Wherein I write about things that interest me….

Building the PiDP8i

The story leading up to this can be read;here. In short though, I have always had a thing for retro computers, and DEC boxes in particular, and now I have a remake of a PDP8/I in the form of a kit provided by Oscar Vermeulen another retro computing geek with an excellent site at;Obsolescence Guaranteed.

I finally received the kit, and once unboxed and inventoried, I referred to the build instructions on Oscar’s site, and to the PiDP8 Google Group, where other builders documented their experiences and build tips. The kit includes a perspex front panel with beautifully garish 60s graphics in orange and brown, a PCB on which all the various LEDs and switches are mounted along with the Raspberry Pi, which runs the simh emulator - the brain of the machine. It also includes a nice wooden - bamboo, I think - case for everything to live in when assembled. There are 26 switches on the front-panel to provide data-entry and run-control. These need to be soldered to the panel. When building the original series of prototypes, Oscar had a few small difficulties keeping the switches nicely aligned. A member of one of the Swiss hackerspaces suggested popping out the switch pivot and threading the switches en-masse onto an appropriately sized bar.;

Oscar provided a small brass bar, about 2mm in diameter for this purpose, and described how to cut and remove the pivot and use a screwdriver to keep the switch together while threading onto the bar.

Rinse and repeat 26 times, and it’s done.; Once this was completed, the next job was to insert the terminals into the board and tack-solder the two end switches, Then, moving along from switch to switch, I;aligned each, ensured a close-fit and soldered. I did this slowly, and checked multiple times to ensure good alignment, and spacing. While not perfect, I am pretty happy with the result. I will mask up and paint later, when I get the correct type pf paint. The next step was to solder in the rest of the components… first the diodes and resistors…

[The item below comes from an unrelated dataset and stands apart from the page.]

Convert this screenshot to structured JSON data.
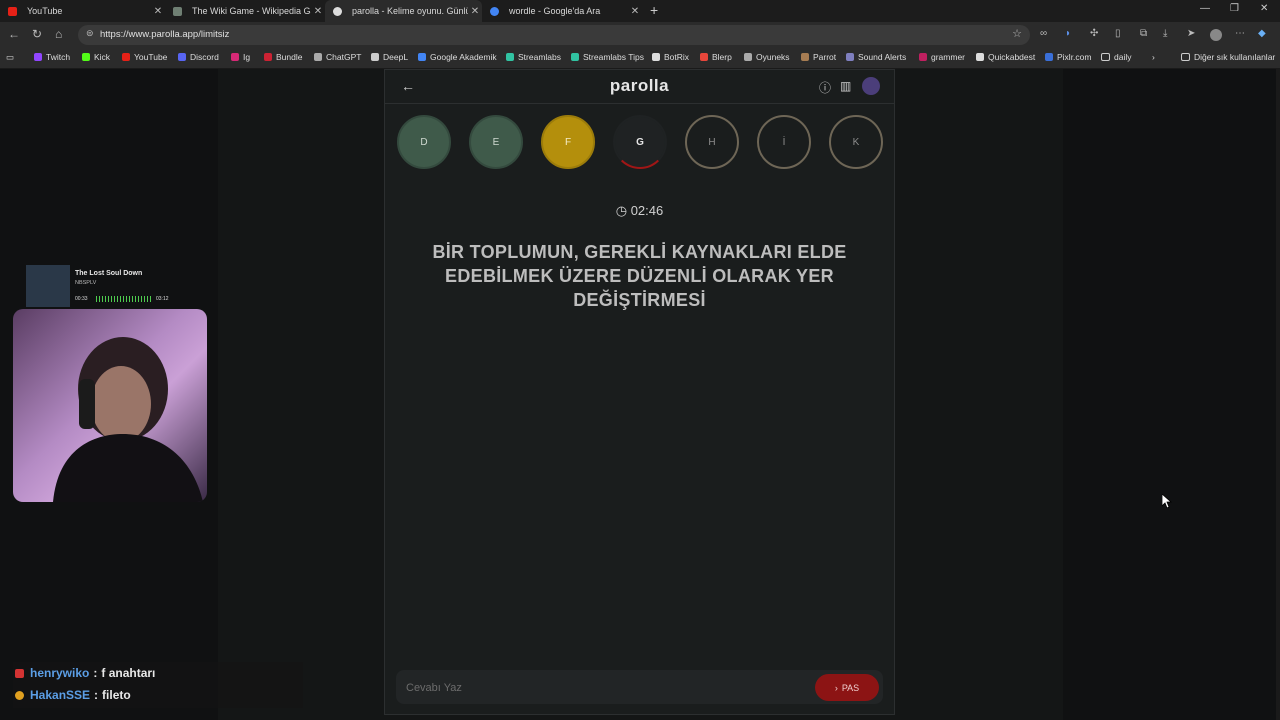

Then the LEDs… all 89 of them. There’s a trick to doing these right. They are the star of the show, after all, so it’s important to get them nicely aligned. My solution was to fit a row, supporting it from underneath with once of the blocks of wood that will eventually mount the PCB. I wasn’t too concerned about getting the alignment right initially… I tacked in one leg in each LED, then when a row was complete, held the board in one hand and re-melted the solder while pushing from underneath to ensure a nice flush-fit with the PCB.;

It didn’t take all that long, and the result looks nice…

The final few stages involved soldering in a driver IC for the LEDs and the 40way header that will accept the Pi’s GPIO pins.;

I then attached the wooden blocks that will support the PCB, and drilled the necessary holes in the back of the case to accept the screws and USB cable to supply power.

Pi fitted…

I drilled holes through the PCB to allow screws to be screwed in…;

Then screwed in the screws… these will be used for the magnetic attachment of the front panel as suggested by;Chris Smith on the PiDP/8 Group.

Then glued two small magnets to the back of the panel, at the appropriate places…

…and we’re done! Well, almost… I still need to get paint and paint the switches, but it works.